TASK STATEMENT: Go through the material below, find each line with the word "this", and copy those lines.

------ DATA

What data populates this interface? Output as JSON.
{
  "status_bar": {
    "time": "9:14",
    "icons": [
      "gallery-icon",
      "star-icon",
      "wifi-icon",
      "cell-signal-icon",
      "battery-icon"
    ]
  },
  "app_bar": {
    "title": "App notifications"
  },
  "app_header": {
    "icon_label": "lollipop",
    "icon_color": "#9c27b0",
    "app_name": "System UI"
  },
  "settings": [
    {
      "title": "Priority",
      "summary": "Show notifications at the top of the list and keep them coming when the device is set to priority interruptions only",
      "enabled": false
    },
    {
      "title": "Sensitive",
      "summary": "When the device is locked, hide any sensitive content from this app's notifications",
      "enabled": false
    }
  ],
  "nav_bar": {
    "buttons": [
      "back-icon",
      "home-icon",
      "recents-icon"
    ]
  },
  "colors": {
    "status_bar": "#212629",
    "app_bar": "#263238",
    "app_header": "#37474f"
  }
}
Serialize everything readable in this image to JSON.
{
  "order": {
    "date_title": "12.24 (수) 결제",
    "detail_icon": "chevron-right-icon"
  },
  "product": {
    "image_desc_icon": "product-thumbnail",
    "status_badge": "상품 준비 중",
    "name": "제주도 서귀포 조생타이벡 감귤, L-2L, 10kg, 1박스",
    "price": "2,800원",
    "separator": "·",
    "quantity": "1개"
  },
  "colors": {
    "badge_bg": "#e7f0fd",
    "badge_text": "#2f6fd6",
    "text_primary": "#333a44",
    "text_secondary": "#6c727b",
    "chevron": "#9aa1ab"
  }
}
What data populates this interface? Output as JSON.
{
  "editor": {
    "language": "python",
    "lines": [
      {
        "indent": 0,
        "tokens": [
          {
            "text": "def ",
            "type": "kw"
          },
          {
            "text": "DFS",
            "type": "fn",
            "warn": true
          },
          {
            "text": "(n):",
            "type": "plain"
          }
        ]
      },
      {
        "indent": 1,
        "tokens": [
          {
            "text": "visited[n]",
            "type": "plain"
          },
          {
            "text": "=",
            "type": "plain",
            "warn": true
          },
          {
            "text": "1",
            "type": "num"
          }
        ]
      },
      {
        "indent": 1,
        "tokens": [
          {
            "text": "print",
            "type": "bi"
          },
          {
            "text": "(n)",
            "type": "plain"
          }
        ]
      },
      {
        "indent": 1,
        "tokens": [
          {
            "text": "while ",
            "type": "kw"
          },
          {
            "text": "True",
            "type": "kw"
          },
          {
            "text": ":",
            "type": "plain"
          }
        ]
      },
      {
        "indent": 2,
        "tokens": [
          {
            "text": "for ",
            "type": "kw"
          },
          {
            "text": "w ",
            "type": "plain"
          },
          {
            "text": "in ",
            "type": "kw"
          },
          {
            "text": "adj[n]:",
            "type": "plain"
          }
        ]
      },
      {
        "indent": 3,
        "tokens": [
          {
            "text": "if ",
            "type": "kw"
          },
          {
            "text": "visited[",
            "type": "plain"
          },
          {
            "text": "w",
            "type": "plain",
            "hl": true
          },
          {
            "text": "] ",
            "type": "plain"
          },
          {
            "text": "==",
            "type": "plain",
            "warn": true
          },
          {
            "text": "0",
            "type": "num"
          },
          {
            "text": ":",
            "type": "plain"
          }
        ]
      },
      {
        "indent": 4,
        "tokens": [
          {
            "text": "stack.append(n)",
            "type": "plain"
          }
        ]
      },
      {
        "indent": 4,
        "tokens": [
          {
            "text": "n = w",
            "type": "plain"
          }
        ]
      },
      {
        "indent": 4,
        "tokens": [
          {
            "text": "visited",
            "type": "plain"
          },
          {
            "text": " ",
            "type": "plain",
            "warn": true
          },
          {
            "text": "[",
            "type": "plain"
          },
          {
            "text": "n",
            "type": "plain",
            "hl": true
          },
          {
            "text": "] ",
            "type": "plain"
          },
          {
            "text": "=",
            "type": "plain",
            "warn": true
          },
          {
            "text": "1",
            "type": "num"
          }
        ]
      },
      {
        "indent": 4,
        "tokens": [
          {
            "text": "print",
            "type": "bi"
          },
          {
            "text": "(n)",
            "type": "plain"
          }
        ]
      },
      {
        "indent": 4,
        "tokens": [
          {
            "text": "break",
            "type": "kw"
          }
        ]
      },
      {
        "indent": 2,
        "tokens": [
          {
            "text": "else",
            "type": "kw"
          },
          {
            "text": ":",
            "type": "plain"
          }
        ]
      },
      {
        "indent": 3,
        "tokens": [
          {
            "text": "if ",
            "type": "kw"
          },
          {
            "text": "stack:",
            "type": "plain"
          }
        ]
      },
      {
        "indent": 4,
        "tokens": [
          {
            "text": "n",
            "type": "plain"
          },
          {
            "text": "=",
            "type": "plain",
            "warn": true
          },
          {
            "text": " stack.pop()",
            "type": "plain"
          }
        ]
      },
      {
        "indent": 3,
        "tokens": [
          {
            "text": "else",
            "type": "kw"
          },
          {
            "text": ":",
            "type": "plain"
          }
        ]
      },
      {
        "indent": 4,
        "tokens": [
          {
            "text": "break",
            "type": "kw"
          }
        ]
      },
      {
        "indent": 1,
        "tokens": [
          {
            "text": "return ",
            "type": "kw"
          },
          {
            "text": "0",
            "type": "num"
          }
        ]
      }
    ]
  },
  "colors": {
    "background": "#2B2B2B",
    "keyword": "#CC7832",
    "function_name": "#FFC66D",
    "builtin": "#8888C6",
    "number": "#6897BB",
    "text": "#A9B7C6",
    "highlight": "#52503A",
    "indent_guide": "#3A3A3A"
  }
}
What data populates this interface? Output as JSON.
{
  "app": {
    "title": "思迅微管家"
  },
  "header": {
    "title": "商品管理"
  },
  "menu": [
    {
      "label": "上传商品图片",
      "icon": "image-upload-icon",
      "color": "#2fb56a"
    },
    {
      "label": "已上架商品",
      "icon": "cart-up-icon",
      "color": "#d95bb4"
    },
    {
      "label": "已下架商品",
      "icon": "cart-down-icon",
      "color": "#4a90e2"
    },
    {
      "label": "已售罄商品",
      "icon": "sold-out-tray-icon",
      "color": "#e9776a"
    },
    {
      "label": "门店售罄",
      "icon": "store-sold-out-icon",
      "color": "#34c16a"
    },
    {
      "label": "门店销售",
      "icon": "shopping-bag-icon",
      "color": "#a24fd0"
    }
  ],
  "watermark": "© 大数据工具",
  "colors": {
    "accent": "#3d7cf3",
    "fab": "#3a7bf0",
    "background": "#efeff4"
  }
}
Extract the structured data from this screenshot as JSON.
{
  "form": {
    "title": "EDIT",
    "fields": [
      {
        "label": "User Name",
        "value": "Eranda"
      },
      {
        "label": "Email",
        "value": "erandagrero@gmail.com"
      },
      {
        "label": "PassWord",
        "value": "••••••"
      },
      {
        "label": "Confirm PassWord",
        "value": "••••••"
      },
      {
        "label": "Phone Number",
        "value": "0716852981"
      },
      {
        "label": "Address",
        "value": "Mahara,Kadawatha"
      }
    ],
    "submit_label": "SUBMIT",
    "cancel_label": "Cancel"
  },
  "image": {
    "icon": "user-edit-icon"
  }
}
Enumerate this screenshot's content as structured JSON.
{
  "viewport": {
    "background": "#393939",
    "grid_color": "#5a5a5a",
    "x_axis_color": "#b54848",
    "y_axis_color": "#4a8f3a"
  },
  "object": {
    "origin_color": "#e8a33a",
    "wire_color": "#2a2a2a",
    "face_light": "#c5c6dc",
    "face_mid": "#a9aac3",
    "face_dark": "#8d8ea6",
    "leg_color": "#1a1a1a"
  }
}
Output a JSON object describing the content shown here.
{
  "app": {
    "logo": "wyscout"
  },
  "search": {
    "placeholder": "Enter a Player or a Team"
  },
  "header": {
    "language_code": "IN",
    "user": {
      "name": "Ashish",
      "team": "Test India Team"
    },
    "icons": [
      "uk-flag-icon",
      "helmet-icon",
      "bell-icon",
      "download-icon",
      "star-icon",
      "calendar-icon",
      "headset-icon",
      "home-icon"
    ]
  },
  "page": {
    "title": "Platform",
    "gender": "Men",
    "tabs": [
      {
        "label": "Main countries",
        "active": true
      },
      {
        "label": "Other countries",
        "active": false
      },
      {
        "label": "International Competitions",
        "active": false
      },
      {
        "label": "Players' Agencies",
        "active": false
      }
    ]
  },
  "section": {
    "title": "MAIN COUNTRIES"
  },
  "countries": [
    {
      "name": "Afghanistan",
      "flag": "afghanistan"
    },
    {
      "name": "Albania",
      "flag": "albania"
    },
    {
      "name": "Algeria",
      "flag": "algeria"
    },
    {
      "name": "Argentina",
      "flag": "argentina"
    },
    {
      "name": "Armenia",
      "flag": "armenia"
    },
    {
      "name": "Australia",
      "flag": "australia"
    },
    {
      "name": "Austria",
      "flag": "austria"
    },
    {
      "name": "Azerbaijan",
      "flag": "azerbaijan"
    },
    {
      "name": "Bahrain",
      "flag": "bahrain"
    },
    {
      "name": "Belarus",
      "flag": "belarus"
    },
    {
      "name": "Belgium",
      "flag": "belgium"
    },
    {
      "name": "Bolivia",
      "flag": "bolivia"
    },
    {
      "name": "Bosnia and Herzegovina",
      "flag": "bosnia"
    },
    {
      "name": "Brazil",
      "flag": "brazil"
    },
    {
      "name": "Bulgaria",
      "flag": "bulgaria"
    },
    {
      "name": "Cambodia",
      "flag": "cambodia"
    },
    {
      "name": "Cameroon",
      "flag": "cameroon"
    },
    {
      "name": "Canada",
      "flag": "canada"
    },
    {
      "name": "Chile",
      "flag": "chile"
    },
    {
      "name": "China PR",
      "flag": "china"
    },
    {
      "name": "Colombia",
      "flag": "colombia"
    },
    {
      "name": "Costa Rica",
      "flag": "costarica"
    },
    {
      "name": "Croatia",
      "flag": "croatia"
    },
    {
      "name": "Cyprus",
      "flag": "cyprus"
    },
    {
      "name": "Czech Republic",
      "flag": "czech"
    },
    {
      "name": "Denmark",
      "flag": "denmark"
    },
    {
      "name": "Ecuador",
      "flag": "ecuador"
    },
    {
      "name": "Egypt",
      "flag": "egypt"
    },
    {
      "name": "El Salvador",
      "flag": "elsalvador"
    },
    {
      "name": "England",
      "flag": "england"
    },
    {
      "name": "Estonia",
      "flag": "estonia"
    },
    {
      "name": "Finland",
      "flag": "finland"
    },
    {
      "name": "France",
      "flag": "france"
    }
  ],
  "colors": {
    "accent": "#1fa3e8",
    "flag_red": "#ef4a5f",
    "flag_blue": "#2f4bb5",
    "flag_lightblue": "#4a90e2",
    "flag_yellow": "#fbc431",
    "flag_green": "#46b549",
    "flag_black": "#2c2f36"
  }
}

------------

RESPONSE TO THE EXERCISE:
What data populates this interface? Output as JSON.
      "summary": "When the device is locked, hide any sensitive content from this app's notifications",
Serialize everything readable in this image to JSON.
What data populates this interface? Output as JSON.
What data populates this interface? Output as JSON.
Extract the structured data from this screenshot as JSON.
Enumerate this screenshot's content as structured JSON.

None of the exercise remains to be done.